In 2010 Israel began increasing the production of its Arrow anti-missile missiles. Costing over three million dollars each, and partly constructed in the United States (by Boeing), the Arrow missiles are one of the few proven anti-missile systems available. Since Arrow entered service ten years ago, only about 120 missiles have been built.
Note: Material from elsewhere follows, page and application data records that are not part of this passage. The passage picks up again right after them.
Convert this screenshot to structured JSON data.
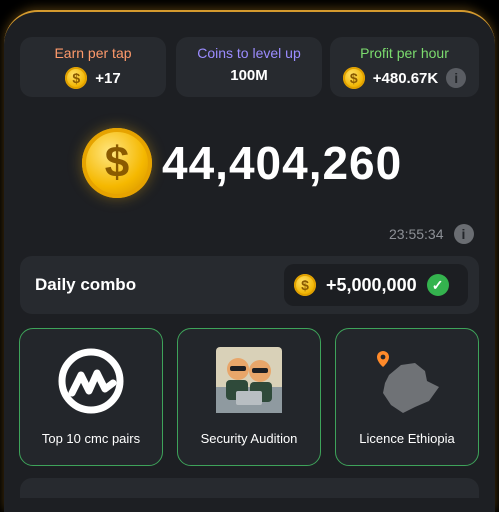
{
  "stats": [
    {
      "label": "Earn per tap",
      "value": "+17",
      "color": "#ff9a6b"
    },
    {
      "label": "Coins to level up",
      "value": "100M",
      "color": "#9b8cff"
    },
    {
      "label": "Profit per hour",
      "value": "+480.67K",
      "color": "#7cdc6e"
    }
  ],
  "balance": "44,404,260",
  "timer": "23:55:34",
  "daily_combo": {
    "label": "Daily combo",
    "reward": "+5,000,000"
  },
  "cards": [
    {
      "caption": "Top 10 cmc pairs"
    },
    {
      "caption": "Security Audition"
    },
    {
      "caption": "Licence Ethiopia"
    }
  ],
  "colors": {
    "accent_gold": "#f2b705",
    "card_border": "#3ea35a",
    "panel": "#1d1f23"
  }
}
Currently, Israel has over a hundred Arrow missiles available and would like to increase that to 200 in the next few years.

 

Next Article → SUBMARINES: All Digital, Much Cheaper
  

Show Only Poster Name and Title     Newest to Oldest
Hamilcar1234    Most likely suspect?   1/22/2012 1:47:07 PM
Not Taiwan surprisingly and not the RoKs
 
H.
 
Quote    Reply

LB       1/22/2012 2:43:14 PM
Interesting comment could you please expand on that and say why?  Israel has already sold the Green Pine radar to Korea (and India) and thus one might have assumed it was likely to be Korea or perhaps Singapore given their situation and history buying Israeli kit.
 
 

Not Taiwan surprisingly and not the RoKs

 

H.

 
Quote    Reply

Shawnc    Jumping to conclusions.   1/23/2012 5:49:24 AM
Googled a bit for some background info, and all other sources refer to this as a USD$1.1 billion package deal for 'missiles, anti-missile systems, unmanned aerial vehicles (UAV), intelligence and other systems, plus upgrades to in-service combat aircraft and helicopters.'
 
There is therefore no explicit reference to the Arrow Anti-Ballistic Missile system - the term 'anti-missile system' could be in reference to the Trophy anti-ATGM system for armoured vehicles or even the Barak point defense naval missile system.
 
It may be a sale to India, or to South Korea or Singapore - there's also no explicit information that specifically states that the sale isn't to India.
 
With regard to Arrow - the Indians are still pouring money into developing their own ABM system, and there's quite a bit of national pride involved. The South Koreans & Japanese already operate both Patriots and Standard SM-3 systems while Singapore recently took delivery of SPYDER, although it has been interested in Arrow in the past.
 
 
Interesting comment could you please expand on that and say why?  Israel has already sold the Green Pine radar to Korea (and India) and thus one might have assumed it was likely to be Korea or perhaps Singapore given their situation and history buying Israeli kit.
 
 


Not Taiwan surprisingly and not the RoKs


 


H.

 
Quote    Reply

Hamilcar1234       1/23/2012 8:00:40 AM
1. India has a history of troubled rocketry.
2. Singapore and Israel have cooperated in the past.
 
H.
 
Quote    Reply